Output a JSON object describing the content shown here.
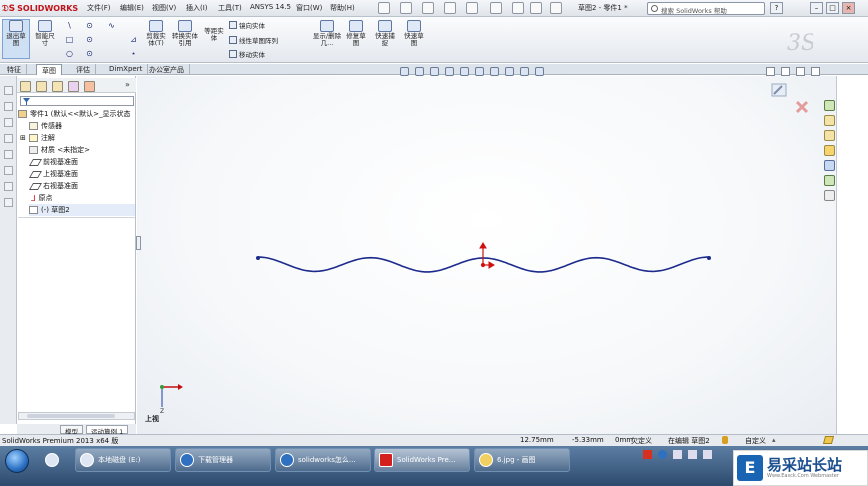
{
  "app": {
    "name": "SOLIDWORKS",
    "menu": [
      "文件(F)",
      "编辑(E)",
      "视图(V)",
      "插入(I)",
      "工具(T)",
      "ANSYS 14.5",
      "窗口(W)",
      "帮助(H)"
    ],
    "doc_title": "草图2 - 零件1 *",
    "help_search": "搜索 SolidWorks 帮助",
    "help_icon": "?",
    "win_min": "–",
    "win_max": "□",
    "win_close": "×"
  },
  "ribbon": {
    "big": [
      "退出草图",
      "智能尺寸",
      "剪裁实体(T)",
      "转换实体引用",
      "等距实体",
      "显示/删除几...",
      "修复草图",
      "快速捕捉",
      "快速草图"
    ],
    "small": [
      "镜向实体",
      "线性草图阵列",
      "移动实体"
    ],
    "sketch_tools": [
      "\\",
      "⊙",
      "∿",
      "□",
      "⊙",
      "⊿",
      "○",
      "⊙",
      "⋆"
    ]
  },
  "tabs": [
    "特征",
    "草图",
    "评估",
    "DimXpert",
    "办公室产品"
  ],
  "tree": {
    "root": "零件1 (默认<<默认>_显示状态",
    "items": [
      "传感器",
      "注解",
      "材质 <未指定>",
      "前视基准面",
      "上视基准面",
      "右视基准面",
      "原点",
      "(-) 草图2"
    ]
  },
  "bottom_tabs": [
    "模型",
    "运动算例 1"
  ],
  "view_label": "上视",
  "status": {
    "product": "SolidWorks Premium 2013 x64 版",
    "x": "12.75mm",
    "y": "-5.33mm",
    "z": "0mm",
    "state": "欠定义",
    "editing": "在编辑 草图2",
    "custom": "自定义"
  },
  "taskbar": {
    "buttons": [
      "本地磁盘 (E:)",
      "下载管理器",
      "solidworks怎么...",
      "SolidWorks Pre...",
      "6.jpg - 画图"
    ]
  },
  "watermark": {
    "title": "易采站长站",
    "sub": "Www.Easck.Com Webmaster"
  },
  "colors": {
    "spline": "#1c2a8c",
    "origin_red": "#d01010",
    "accent": "#c0141a"
  }
}
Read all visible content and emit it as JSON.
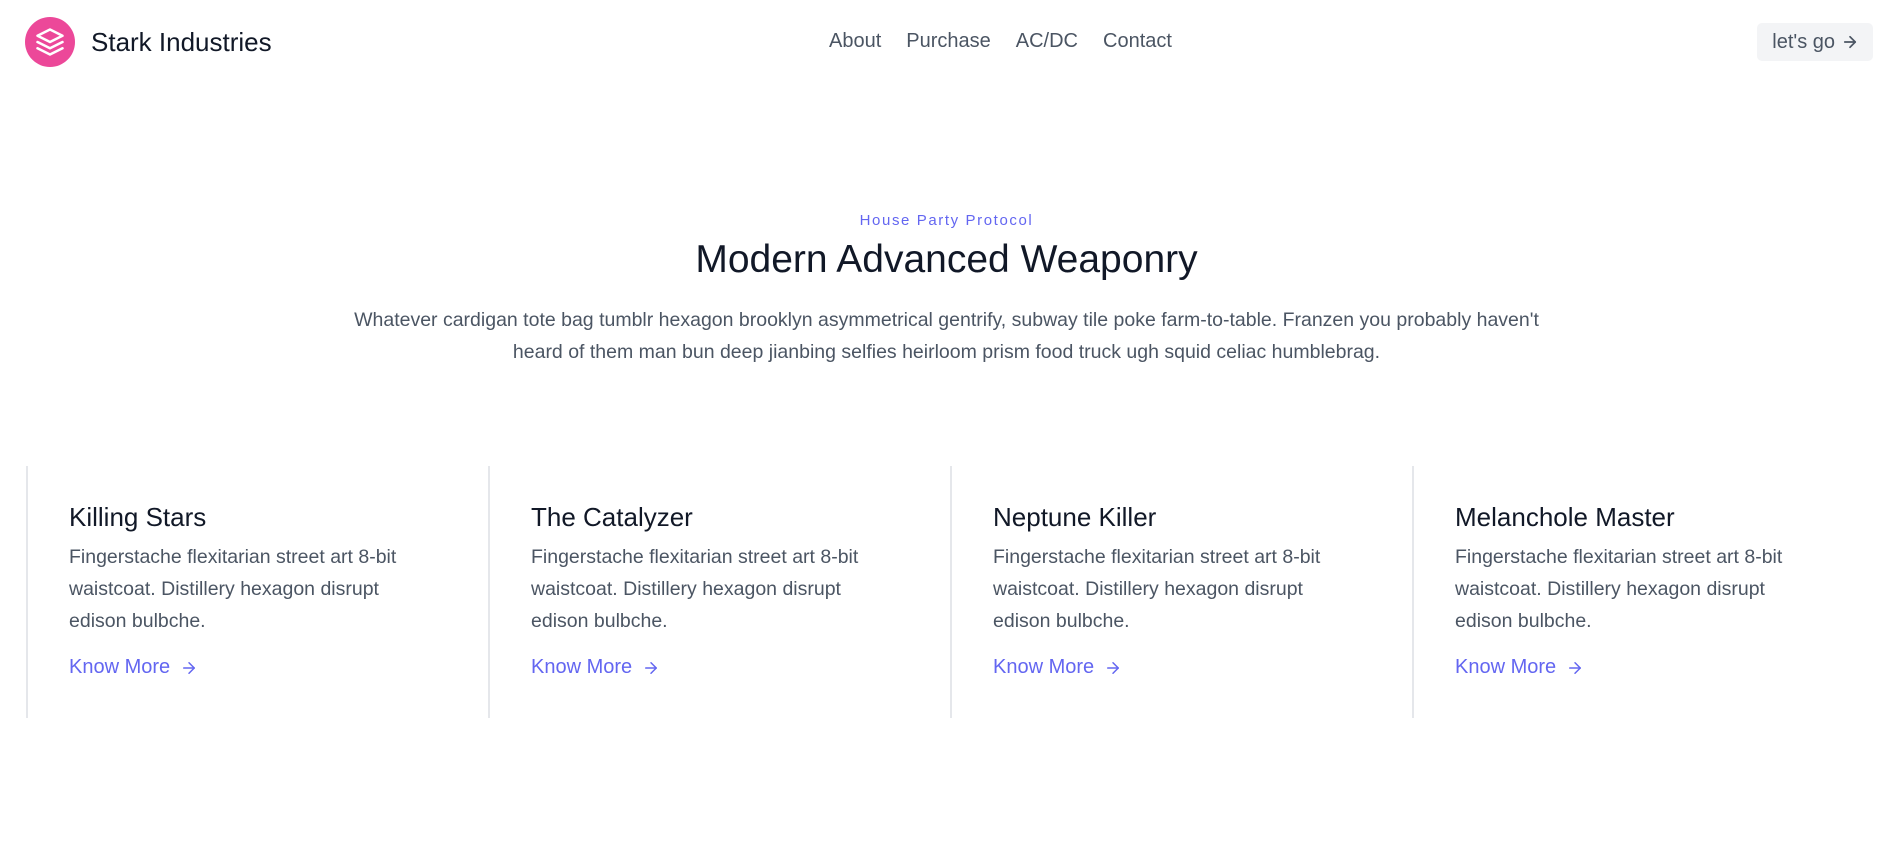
{
  "header": {
    "brand_name": "Stark Industries",
    "logo_icon": "layers-icon",
    "nav": [
      "About",
      "Purchase",
      "AC/DC",
      "Contact"
    ],
    "cta_label": "let's go",
    "cta_icon": "arrow-right-icon"
  },
  "hero": {
    "eyebrow": "House Party Protocol",
    "title": "Modern Advanced Weaponry",
    "description": "Whatever cardigan tote bag tumblr hexagon brooklyn asymmetrical gentrify, subway tile poke farm-to-table. Franzen you probably haven't heard of them man bun deep jianbing selfies heirloom prism food truck ugh squid celiac humblebrag."
  },
  "cards": [
    {
      "title": "Killing Stars",
      "text": "Fingerstache flexitarian street art 8-bit waistcoat. Distillery hexagon disrupt edison bulbche.",
      "link_label": "Know More"
    },
    {
      "title": "The Catalyzer",
      "text": "Fingerstache flexitarian street art 8-bit waistcoat. Distillery hexagon disrupt edison bulbche.",
      "link_label": "Know More"
    },
    {
      "title": "Neptune Killer",
      "text": "Fingerstache flexitarian street art 8-bit waistcoat. Distillery hexagon disrupt edison bulbche.",
      "link_label": "Know More"
    },
    {
      "title": "Melanchole Master",
      "text": "Fingerstache flexitarian street art 8-bit waistcoat. Distillery hexagon disrupt edison bulbche.",
      "link_label": "Know More"
    }
  ],
  "colors": {
    "brand": "#ec4899",
    "accent": "#6366f1",
    "heading": "#111827",
    "body": "#4b5563",
    "divider": "#e5e7eb",
    "button_bg": "#f3f4f6"
  }
}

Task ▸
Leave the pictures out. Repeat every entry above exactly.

Response area ▸
Output a JSON object describing the content shown here.
{
  "app": {
    "name": "SOLIDWORKS",
    "menu": [
      "文件(F)",
      "编辑(E)",
      "视图(V)",
      "插入(I)",
      "工具(T)",
      "ANSYS 14.5",
      "窗口(W)",
      "帮助(H)"
    ],
    "doc_title": "草图2 - 零件1 *",
    "help_search": "搜索 SolidWorks 帮助",
    "help_icon": "?",
    "win_min": "–",
    "win_max": "□",
    "win_close": "×"
  },
  "ribbon": {
    "big": [
      "退出草图",
      "智能尺寸",
      "剪裁实体(T)",
      "转换实体引用",
      "等距实体",
      "显示/删除几...",
      "修复草图",
      "快速捕捉",
      "快速草图"
    ],
    "small": [
      "镜向实体",
      "线性草图阵列",
      "移动实体"
    ],
    "sketch_tools": [
      "\\",
      "⊙",
      "∿",
      "□",
      "⊙",
      "⊿",
      "○",
      "⊙",
      "⋆"
    ]
  },
  "tabs": [
    "特征",
    "草图",
    "评估",
    "DimXpert",
    "办公室产品"
  ],
  "tree": {
    "root": "零件1 (默认<<默认>_显示状态",
    "items": [
      "传感器",
      "注解",
      "材质 <未指定>",
      "前视基准面",
      "上视基准面",
      "右视基准面",
      "原点",
      "(-) 草图2"
    ]
  },
  "bottom_tabs": [
    "模型",
    "运动算例 1"
  ],
  "view_label": "上视",
  "status": {
    "product": "SolidWorks Premium 2013 x64 版",
    "x": "12.75mm",
    "y": "-5.33mm",
    "z": "0mm",
    "state": "欠定义",
    "editing": "在编辑 草图2",
    "custom": "自定义"
  },
  "taskbar": {
    "buttons": [
      "本地磁盘 (E:)",
      "下载管理器",
      "solidworks怎么...",
      "SolidWorks Pre...",
      "6.jpg - 画图"
    ]
  },
  "watermark": {
    "title": "易采站长站",
    "sub": "Www.Easck.Com Webmaster"
  },
  "colors": {
    "spline": "#1c2a8c",
    "origin_red": "#d01010",
    "accent": "#c0141a"
  }
}
Read all visible content and emit it as JSON.
{
  "header": {
    "brand_name": "Stark Industries",
    "logo_icon": "layers-icon",
    "nav": [
      "About",
      "Purchase",
      "AC/DC",
      "Contact"
    ],
    "cta_label": "let's go",
    "cta_icon": "arrow-right-icon"
  },
  "hero": {
    "eyebrow": "House Party Protocol",
    "title": "Modern Advanced Weaponry",
    "description": "Whatever cardigan tote bag tumblr hexagon brooklyn asymmetrical gentrify, subway tile poke farm-to-table. Franzen you probably haven't heard of them man bun deep jianbing selfies heirloom prism food truck ugh squid celiac humblebrag."
  },
  "cards": [
    {
      "title": "Killing Stars",
      "text": "Fingerstache flexitarian street art 8-bit waistcoat. Distillery hexagon disrupt edison bulbche.",
      "link_label": "Know More"
    },
    {
      "title": "The Catalyzer",
      "text": "Fingerstache flexitarian street art 8-bit waistcoat. Distillery hexagon disrupt edison bulbche.",
      "link_label": "Know More"
    },
    {
      "title": "Neptune Killer",
      "text": "Fingerstache flexitarian street art 8-bit waistcoat. Distillery hexagon disrupt edison bulbche.",
      "link_label": "Know More"
    },
    {
      "title": "Melanchole Master",
      "text": "Fingerstache flexitarian street art 8-bit waistcoat. Distillery hexagon disrupt edison bulbche.",
      "link_label": "Know More"
    }
  ],
  "colors": {
    "brand": "#ec4899",
    "accent": "#6366f1",
    "heading": "#111827",
    "body": "#4b5563",
    "divider": "#e5e7eb",
    "button_bg": "#f3f4f6"
  }
}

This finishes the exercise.